Agnew died at home on Sunday, Sept. 29, his family announced.
He was the third director of Los Alamos National Laboratory, succeeding Robert Oppenheimer and Norris Bradbury. He served from 1970 to 1979.
Joined Manhattan Project in 1943
During the Manhattan Project, Agnew came to Los Alamos as a graduate student. He was a scientific observer on the 1945 bombing of Hiroshima, Japan – the first-ever use of an atomic bomb in war.
After World War II, Agnew completed his graduate studies under Enrico Fermi at the University of Chicago and returned to Los Alamos to work in the Weapons Nuclear Engineering division, where he stayed until he became Laboratory director.
Under Agnew's directorship, Los Alamos developed an underground nuclear test containment program, completed the Clinton P. Anderson Meson Physics Facility, acquired the first Cray supercomputer, and trained the first ever class of International Atomic Energy Agency inspectors.
He is credited with developing fail-safe methods for nuclear weapons that are still used today.
Following his career at Los Alamos, Agnew became president and CEO of General Atomics, a position he held until 1985. He chaired the General Advisory Committee of the Arms Control and Disarmament Agency and served as a science advisor to the White House from 1982 to 1989.
Safe application of nuclear energy
“Harold was also extremely influential in promoting the safe application of nuclear energy as a means of generating electricity,” said LANL historian Alan Carr. “His foresight was remarkable and his work resonates today.”
Former Los Alamos Director John Browne echoed the sentiment: "Harold was one of the pioneering leaders in nuclear science and technology. His many contributions over the past 70 years have left a positive legacy on Los Alamos and the nation."
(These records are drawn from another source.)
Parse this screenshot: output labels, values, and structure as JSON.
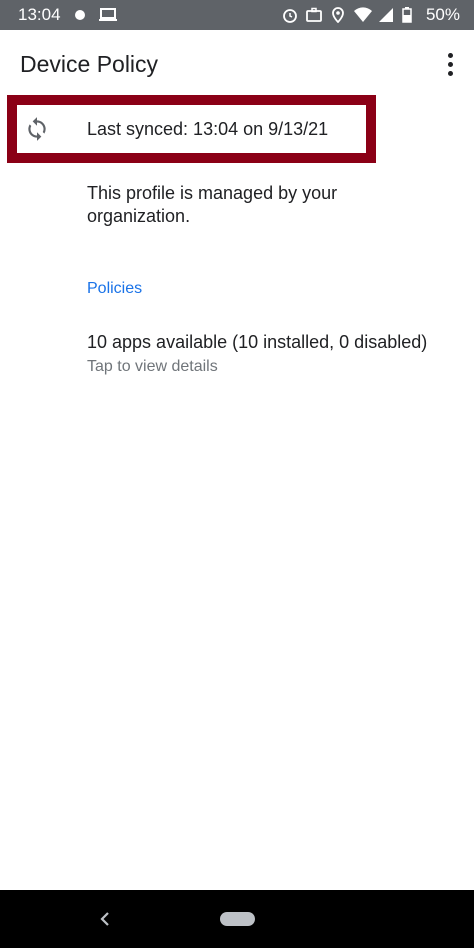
{
  "status_bar": {
    "time": "13:04",
    "battery": "50%",
    "left_icons": [
      "notification-dot-icon",
      "laptop-icon"
    ],
    "right_icons": [
      "alarm-icon",
      "work-briefcase-icon",
      "location-icon",
      "wifi-icon",
      "signal-icon",
      "battery-icon"
    ]
  },
  "app_bar": {
    "title": "Device Policy",
    "menu_icon": "more-vert-icon"
  },
  "sync": {
    "label": "Last synced: 13:04 on 9/13/21",
    "icon": "sync-icon",
    "highlight_color": "#8b0016"
  },
  "managed_text": "This profile is managed by your organization.",
  "policies": {
    "header": "Policies",
    "header_color": "#1a73e8",
    "item_title": "10 apps available (10 installed, 0 disabled)",
    "item_subtitle": "Tap to view details"
  },
  "nav_bar": {
    "back_icon": "back-icon",
    "home_icon": "home-pill-icon"
  }
}
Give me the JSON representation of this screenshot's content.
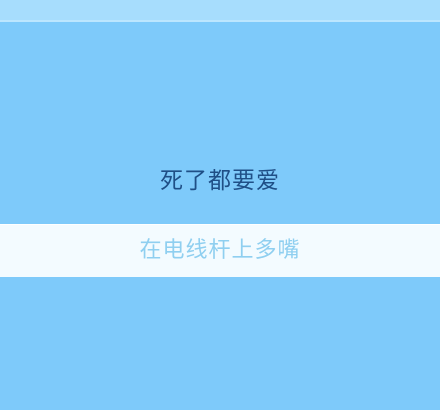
{
  "main": {
    "title": "死了都要爱",
    "subtitle": "在电线杆上多嘴"
  },
  "colors": {
    "background": "#7ecafa",
    "top_band": "#a7ddfd",
    "title_text": "#1f4f86",
    "band": "#f3fbff",
    "subtitle_text": "#8fcff0"
  }
}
In a 1976 presentation, Agnew said “A thousand-megawatt coal plant produces six million cubic feet of ash per year, a fission plant less than a cubic yard. Sooner or later the whole world will realize that they cannot turn their backs on the benefits of the nucleus.”